_Action item:_ Check every line of the data below for "accent". Copy each one that has it.

________

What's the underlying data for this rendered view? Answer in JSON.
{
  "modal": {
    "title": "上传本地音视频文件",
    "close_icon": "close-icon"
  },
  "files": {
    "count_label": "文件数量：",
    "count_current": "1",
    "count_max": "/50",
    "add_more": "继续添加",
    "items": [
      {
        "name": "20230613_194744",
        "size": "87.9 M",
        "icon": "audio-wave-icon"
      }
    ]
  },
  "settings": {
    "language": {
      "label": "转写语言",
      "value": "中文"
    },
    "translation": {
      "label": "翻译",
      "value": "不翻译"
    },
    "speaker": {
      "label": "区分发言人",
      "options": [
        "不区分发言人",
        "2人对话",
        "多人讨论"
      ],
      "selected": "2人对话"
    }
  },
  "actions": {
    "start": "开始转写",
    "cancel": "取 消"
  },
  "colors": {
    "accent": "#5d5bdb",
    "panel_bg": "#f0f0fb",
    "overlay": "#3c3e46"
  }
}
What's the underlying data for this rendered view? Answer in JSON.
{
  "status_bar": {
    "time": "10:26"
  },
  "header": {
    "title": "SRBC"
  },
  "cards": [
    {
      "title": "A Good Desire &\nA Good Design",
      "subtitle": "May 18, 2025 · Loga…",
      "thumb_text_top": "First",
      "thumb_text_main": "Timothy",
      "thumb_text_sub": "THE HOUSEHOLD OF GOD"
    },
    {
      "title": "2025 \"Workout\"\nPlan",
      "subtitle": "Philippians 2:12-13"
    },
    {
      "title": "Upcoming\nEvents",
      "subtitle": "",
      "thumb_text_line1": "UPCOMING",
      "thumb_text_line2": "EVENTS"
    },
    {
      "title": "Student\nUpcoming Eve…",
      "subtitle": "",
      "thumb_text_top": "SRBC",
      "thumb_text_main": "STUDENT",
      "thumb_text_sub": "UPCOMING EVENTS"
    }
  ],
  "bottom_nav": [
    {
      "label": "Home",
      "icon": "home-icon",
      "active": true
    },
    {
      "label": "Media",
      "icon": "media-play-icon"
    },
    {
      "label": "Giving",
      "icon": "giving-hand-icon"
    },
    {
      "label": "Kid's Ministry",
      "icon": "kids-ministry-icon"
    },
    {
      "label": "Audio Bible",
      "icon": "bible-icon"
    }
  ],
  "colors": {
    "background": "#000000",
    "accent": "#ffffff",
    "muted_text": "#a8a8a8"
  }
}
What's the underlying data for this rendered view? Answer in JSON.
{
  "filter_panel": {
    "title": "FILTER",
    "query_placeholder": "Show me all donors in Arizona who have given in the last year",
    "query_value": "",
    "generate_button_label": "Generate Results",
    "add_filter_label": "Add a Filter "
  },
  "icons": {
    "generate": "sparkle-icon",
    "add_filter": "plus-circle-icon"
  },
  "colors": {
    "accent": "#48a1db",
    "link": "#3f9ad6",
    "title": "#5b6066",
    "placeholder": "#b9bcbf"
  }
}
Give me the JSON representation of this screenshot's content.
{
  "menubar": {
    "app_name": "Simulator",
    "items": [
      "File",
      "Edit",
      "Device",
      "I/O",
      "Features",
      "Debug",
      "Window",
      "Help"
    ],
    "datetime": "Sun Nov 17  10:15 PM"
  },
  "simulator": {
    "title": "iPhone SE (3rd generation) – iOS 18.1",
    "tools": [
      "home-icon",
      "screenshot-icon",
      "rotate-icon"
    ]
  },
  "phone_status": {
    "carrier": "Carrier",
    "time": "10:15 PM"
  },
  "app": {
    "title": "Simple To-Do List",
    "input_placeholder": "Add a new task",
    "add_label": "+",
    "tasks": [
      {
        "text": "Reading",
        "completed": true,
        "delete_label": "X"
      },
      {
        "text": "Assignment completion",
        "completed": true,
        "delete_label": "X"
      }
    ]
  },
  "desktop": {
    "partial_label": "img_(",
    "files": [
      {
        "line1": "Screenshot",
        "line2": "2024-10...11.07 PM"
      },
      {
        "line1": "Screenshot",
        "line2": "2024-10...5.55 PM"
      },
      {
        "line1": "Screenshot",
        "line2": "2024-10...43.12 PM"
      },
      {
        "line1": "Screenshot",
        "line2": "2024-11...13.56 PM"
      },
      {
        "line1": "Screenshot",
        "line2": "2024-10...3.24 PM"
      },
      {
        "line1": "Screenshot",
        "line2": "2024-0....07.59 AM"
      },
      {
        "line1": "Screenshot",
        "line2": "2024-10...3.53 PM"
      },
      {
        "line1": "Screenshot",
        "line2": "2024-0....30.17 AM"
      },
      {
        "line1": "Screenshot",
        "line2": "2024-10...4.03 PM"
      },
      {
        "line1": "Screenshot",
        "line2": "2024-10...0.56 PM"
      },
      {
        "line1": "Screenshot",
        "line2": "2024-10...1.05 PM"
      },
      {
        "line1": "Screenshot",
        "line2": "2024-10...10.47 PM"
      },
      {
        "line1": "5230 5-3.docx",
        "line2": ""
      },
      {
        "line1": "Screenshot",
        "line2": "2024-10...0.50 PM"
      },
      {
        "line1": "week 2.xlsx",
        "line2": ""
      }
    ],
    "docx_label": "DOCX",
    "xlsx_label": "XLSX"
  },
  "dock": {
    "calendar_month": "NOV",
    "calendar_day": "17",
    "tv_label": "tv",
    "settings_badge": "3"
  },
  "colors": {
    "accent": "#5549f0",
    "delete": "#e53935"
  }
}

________

_Solution:_
    "accent": "#5d5bdb",
    "accent": "#ffffff",
    "accent": "#48a1db",
    "accent": "#5549f0",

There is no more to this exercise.